Notts aim to compete at the sharp end once again
The new cricket season is nearly upon us as the daffodils shoot up and the Sunday mornings are alive with the sound of hedge trimmers and lawnmowers.
We are days away from the opening shots being fired in the new county cricket season and fans of our summer game couldn’t be happier.
Whilst uncertainty surrounds the structure of the domestic calendar from 2020 onwards, Nottinghamshire’s supporters can rightly put any concerns to one side and focus on a forthcoming campaign that should see their favourites competing at the sharp end in all three competitions.
Last summer promised so much but ultimately fizzled out in disappointment for Notts, as the second half of the red ball season produced only two draws and five defeats.
Fortunately, thanks to being early front-runners – three wins out of the opening four Division One contests – the county just about mustered enough points to stay up at Lancashire’s expense.
Having flirted with relegation though, coupled with quarter-final defeats in both white ball competitions, the coaching staff and Director of Cricket Mick Newell acted quickly to replenish resources and bolster the squad.
Their winter shopping was done early. Top order batsmen Ben Slater and Ben Duckett were brought in before the end of last season and were soon followed with the signatures of talented youngsters Joe Clarke and Zak Chappell.

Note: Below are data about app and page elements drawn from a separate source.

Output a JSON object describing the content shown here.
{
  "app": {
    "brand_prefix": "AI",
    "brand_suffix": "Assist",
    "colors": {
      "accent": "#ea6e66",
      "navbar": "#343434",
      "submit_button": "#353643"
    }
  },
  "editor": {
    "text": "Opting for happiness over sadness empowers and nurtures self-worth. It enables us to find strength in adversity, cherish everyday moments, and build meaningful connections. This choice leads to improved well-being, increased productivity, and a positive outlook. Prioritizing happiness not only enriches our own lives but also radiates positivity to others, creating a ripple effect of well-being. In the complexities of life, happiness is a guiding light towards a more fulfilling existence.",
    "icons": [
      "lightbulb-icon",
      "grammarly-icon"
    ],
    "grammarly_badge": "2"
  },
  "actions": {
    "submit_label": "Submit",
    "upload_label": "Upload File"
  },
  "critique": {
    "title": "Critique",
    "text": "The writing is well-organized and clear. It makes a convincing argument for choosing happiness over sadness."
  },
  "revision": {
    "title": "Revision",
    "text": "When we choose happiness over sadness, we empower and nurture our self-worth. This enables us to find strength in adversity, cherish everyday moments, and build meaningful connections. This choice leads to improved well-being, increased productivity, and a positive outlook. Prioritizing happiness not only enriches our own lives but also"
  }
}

Slater was one of only seven players to reach 1,000 first class runs last year, getting the bulk of them with Derbyshire before cementing an impressive start to his Nottinghamshire career with a debut century at Trent Bridge.
Duckett has already sampled life at the highest level and aims to regain the faith of the selectors with weight of runs in Division One. The former Northants man was one of six Outlaws players to represent the England Lions over the winter, joining Chappell, Clarke, Matt Carter, Tom Moores and club skipper Steven Mullaney, either in the UAE or India.
Clarke has been on the county’s wanted list for a couple of years and auditioned well at Trent Bridge last year, making an unbeaten and match-saving 177 for Worcestershire.
He is another who should grace the Test arena before too long and fills a middle order gap that has been vacated by the departure of Riki Wessels, who has gone in the opposite direction and joins the ranks at New Road.
Apart from the four new acquisitions Notts will at last be able to call upon the services of Paul Coughlin. The former Durham all-rounder missed virtually the whole of last season with a shoulder injury. He played in three matches in the T20 Blast but couldn’t bowl and only scored a handful of runs. Fully fit, he should be able to resume a career that looked destined to hit the heights.
Experienced duo Chris Nash and Jake Ball also missed a lot of cricket last year with injuries but are fully recovered and will be expected to play important roles in all three formats.
Whilst several member of the squad have stayed at home to build up their fitness and hone their skills, others have been in demand elsewhere over the past few months.
Overseas tournaments have proved lucrative for the likes of Harry Gurney, Alex Hales, Samit Patel and wicketkeeper Moores over the past few months.
Gurney was a member of the Melbourne Renegades side that won the Big Bash, then joined Quetta Gladiators in the Pakistan Super League, before heading off for his first taste of IPL cricket with Kolkata Knightriders. Regarded as one of the best in his profession in limited-overs cricket, he has taken the decision to focus solely on that form of the game from now on and has signed a ‘white ball only’ contract with his employers.
One quick bowler who will be around for early red ball action is Stuart Broad, however. Cleared to play by the ECB, the England international will be available for the first two championship matches, with Notts hosting both Yorkshire and Somerset in early April.
The battle between Broad and his Test skipper Joe Root should provide an interesting backdrop to Trent Bridge’s opening fixture of a packed summer.
The venue will, of course, be playing host to several matches in the ICC World Cup in late May and early June, as well as hosting a One-Day International between England and Pakistan.
It is thought unlikely that Notts will have an overseas player in for the first couple of matches. James Pattinson, the Australian quick who featured for Notts in 2017, remains the number one target providing Cricket Australia will sanction a season of county cricket for a player who has had to endure a series of injury set-backs over the last 18 months. Pattinson still has to complete his Sheffield Shield season with Victoria but is keen to return.
Nottinghamshire’s pre-season preparations have already included a tour of South Africa and will be followed up by home friendlies against Northants next week.
Weather-permitting (there wasn’t a ball bowled due to the saturated outfield last year), the now-traditional first-class match at Fenner’s, against Cambridge MCCU, will herald the start of the first-class fixture list on 31 March.
Luke Fletcher, who was the county’s championship player of the year for 2018, didn’t go on the pre-season tour as he awaits the birth of his second child.
He, along with the likes of Jake Libby, Luke Wood, Mark Footitt and Lyndon James, will be anxious to press their claims for a starting berth for the Yorkshire game on 5 April.